When Emma Dawson-Glass, BSc ‘20, was completing her Honours degree in environmental science, she confronted the age-old question: What would be the subject of her undergraduate thesis?
An unexpected encounter with professor Anna Hargreaves of McGill’s Department of Biology turned out to be the answer Dawson-Glass was looking for. At the time, Hargreaves was studying how the distribution of plant species changed geographically depending on pollen limitation—the limited availability of pollen due to a lack of pollinators or poor-quality supply. Dawson-Glass was fascinated by Hargreaves’ research, and it just so happened that Hargreaves was in need of a student to assist her.
Over the next three years, Dawson-Glass and Hargreaves would conduct one of the largest meta-analyses in the world, using data collected by several other researchers to measure the effects of pollen limitation across nearly every corner of the planet. In January 2022, the study was published in the journal Philosophical Transactions of the Royal Society B. Their results were surprising to many in the biology and ecology communities.
Previous assumptions held that pollen limitation should increase toward the edges of a geographic range. Intuitively, this makes sense—where a field or forest approaches a road or city, one would expect to find fewer plants and animals, and thus to see less pollination occurring. Instead, Dawson-Glass and Hargreaves discovered no significant link between the location of plants in a range and pollen limitation.

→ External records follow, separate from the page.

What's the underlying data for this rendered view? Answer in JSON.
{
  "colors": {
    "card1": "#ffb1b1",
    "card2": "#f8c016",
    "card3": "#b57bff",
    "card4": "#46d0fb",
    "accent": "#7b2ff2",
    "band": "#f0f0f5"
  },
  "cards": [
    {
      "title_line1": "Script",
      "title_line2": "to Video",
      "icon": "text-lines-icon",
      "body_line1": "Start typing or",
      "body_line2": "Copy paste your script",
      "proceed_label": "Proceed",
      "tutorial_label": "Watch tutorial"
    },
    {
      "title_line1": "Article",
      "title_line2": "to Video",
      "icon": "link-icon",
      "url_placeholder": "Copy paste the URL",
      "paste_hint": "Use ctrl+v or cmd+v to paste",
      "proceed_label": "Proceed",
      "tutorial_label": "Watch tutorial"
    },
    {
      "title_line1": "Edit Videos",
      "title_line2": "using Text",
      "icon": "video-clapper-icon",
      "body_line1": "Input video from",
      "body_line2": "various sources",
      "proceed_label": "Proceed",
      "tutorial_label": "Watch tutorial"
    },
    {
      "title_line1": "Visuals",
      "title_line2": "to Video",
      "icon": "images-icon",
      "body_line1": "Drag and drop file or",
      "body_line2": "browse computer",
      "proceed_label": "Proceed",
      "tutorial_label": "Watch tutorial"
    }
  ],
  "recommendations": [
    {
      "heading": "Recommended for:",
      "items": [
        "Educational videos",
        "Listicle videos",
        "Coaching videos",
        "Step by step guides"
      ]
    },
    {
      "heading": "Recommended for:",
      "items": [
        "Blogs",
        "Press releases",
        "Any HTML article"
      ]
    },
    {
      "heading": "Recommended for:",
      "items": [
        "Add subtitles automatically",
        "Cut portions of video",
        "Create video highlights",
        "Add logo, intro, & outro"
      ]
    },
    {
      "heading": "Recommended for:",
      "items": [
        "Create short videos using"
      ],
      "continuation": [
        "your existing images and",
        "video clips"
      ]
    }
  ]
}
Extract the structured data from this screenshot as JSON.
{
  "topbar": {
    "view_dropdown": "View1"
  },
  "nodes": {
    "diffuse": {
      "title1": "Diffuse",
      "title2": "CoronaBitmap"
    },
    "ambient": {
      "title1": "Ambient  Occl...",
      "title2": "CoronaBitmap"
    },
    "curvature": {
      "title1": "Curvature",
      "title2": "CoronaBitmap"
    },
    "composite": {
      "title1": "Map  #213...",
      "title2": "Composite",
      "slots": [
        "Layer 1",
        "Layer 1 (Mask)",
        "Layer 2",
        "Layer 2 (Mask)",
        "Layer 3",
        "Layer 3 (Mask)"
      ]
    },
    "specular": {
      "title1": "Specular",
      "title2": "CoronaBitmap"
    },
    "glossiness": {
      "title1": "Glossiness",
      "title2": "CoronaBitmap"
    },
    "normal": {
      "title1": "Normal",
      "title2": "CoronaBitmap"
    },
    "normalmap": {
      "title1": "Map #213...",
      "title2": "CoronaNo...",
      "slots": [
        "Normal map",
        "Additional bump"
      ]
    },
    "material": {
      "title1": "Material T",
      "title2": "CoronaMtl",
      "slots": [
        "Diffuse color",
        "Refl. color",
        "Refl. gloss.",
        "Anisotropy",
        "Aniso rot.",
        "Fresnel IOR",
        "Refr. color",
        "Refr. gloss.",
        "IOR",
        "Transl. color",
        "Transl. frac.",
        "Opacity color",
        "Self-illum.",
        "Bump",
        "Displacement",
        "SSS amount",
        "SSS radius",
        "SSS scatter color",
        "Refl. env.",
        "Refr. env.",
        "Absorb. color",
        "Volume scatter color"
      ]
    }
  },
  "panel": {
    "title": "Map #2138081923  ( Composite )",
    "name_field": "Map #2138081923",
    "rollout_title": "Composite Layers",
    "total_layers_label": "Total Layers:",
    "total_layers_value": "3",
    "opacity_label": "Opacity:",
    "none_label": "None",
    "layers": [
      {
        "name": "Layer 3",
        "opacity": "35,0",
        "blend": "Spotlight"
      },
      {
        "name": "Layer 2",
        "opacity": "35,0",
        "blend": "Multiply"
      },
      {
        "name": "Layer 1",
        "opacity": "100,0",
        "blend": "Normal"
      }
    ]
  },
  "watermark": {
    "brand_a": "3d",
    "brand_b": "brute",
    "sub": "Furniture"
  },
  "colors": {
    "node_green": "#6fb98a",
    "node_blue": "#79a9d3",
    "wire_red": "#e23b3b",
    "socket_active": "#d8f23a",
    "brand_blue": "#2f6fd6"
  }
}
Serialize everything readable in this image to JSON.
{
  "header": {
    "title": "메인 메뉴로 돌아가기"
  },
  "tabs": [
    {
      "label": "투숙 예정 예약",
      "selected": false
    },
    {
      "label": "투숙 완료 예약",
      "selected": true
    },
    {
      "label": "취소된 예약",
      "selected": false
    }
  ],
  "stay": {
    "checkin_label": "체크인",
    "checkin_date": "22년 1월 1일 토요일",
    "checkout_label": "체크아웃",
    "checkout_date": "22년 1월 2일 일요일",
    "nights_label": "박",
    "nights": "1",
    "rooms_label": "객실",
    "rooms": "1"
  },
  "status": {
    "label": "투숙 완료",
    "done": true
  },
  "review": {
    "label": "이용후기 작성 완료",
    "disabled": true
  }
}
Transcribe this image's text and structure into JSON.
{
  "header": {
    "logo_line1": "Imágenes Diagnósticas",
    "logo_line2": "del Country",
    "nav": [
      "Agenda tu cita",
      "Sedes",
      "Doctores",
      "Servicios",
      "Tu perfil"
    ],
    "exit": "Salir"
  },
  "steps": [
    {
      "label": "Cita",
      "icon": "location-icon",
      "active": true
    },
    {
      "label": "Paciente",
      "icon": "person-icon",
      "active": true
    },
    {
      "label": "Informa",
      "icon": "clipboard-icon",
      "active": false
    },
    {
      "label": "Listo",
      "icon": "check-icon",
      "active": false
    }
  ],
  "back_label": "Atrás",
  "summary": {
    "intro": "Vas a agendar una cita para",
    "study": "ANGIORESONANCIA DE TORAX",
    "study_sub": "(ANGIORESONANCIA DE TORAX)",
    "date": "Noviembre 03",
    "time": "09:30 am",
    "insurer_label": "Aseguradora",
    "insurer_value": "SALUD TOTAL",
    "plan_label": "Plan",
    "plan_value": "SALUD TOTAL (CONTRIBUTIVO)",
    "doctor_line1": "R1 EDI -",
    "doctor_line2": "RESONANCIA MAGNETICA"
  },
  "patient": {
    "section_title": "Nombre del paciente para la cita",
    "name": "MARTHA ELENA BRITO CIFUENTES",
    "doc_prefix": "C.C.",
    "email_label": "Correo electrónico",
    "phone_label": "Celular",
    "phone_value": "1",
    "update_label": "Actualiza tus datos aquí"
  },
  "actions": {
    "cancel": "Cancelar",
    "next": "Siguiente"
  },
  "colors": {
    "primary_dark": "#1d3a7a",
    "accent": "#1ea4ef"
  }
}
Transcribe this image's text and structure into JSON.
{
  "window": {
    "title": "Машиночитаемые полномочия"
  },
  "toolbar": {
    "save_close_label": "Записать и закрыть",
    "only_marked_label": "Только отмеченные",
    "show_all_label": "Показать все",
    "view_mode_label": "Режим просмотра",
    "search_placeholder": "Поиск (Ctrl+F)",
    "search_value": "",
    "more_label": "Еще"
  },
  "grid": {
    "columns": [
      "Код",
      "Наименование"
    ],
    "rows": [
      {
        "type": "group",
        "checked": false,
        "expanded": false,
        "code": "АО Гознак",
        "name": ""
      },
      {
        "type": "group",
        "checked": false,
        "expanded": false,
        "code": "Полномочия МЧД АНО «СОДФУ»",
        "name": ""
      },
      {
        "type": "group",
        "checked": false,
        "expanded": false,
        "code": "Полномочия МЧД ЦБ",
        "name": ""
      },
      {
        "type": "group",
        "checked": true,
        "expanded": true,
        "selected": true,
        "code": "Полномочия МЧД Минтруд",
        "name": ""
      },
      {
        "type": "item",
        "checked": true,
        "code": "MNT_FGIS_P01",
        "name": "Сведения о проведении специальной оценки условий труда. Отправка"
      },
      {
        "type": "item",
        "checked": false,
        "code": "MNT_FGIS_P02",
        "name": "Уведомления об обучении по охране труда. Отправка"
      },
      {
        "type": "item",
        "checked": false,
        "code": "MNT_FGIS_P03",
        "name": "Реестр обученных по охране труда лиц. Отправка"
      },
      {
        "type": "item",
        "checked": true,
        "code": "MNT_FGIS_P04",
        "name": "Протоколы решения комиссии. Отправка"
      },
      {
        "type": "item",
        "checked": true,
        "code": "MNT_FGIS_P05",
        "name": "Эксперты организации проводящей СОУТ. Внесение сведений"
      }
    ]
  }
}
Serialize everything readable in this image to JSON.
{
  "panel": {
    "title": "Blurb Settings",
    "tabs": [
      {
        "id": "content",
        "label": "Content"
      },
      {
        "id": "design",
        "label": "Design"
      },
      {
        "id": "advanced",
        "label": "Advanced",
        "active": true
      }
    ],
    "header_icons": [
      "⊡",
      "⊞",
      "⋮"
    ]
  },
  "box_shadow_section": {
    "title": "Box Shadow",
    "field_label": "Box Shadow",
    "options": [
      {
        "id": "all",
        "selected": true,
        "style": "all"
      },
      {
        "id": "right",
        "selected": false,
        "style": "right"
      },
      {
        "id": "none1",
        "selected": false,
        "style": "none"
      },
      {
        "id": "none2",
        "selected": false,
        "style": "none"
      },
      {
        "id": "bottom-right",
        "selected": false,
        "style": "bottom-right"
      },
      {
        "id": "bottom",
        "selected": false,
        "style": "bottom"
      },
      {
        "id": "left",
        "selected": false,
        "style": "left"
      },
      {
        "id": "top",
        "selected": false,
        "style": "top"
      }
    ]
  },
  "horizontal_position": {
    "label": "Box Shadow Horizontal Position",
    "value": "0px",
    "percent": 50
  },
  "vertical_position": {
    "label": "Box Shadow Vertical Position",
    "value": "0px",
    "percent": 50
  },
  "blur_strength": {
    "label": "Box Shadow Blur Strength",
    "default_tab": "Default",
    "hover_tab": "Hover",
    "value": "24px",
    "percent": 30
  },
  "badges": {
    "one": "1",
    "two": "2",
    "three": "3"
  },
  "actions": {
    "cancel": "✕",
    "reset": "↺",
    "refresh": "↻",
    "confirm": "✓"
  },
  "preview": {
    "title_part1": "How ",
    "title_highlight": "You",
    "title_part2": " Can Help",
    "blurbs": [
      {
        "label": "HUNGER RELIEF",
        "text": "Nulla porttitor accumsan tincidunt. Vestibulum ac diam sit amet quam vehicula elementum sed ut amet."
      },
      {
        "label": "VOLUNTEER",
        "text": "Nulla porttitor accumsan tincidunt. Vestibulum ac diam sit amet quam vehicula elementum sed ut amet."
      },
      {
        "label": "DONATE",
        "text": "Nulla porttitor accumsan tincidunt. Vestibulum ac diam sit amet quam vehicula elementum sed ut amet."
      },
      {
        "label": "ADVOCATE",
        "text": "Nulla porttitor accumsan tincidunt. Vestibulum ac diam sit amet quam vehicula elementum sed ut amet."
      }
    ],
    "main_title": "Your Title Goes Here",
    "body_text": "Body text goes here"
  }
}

The results of the study indicate that the lack of access to pollen is not the only factor limiting plant growth toward the edges of geographical ranges. Instead, pollen is part of a complex web of factors that influence rates of reproduction.
In other words, lack of pollen is not the main contributor to dwindling concentrations of plant species—other factors are likely at play. For Dawson-Glass, the opportunity to run this study was an exciting way to learn about an important topic often overlooked by ecologists.
“[Pollen limitation] directly impacts plants’ ability to reproduce [….] It’s also cool because it’s a mutualistic relationship,” Dawson-Glass said. “A lot of studies focussed on what impacts plants have [looked at] abiotic factors, like […] temperature, […] but there’s been less focus on the biotic factors.”
Understanding the relationship between plant reproduction and the activities of other organisms gives scientists a more holistic view of an ecosystem. It also enables them to better understand how changes in climate or topography may impact the health of various species.
Going forward, Dawson-Glass is eager to see the research on pollen limitation develop.
“Since our study is a meta-analysis, we’re using data from other studies that were not specifically designed to test the question that we’re asking,” she said. “It would be cool to try to do experiments specifically tailored to test how pollen limitation might change throughout a plant range.”
Dawson-Glass is also interested in learning more about specific latitudinal tests for analyzing pollen limitation. Biological theory holds that biotic interactions become more important closer to the equator and less important around the poles, where abiotic factors like weather play a larger role in ecological dynamics. Testing whether this theory applies to pollen limitation would add to the field’s understanding of how plants interact with their environments.
Since graduating, Dawson-Glass has gone on to continue her research and work with plants at the Holden Arboretum in Cleveland, Ohio, as a research specialist in community ecology.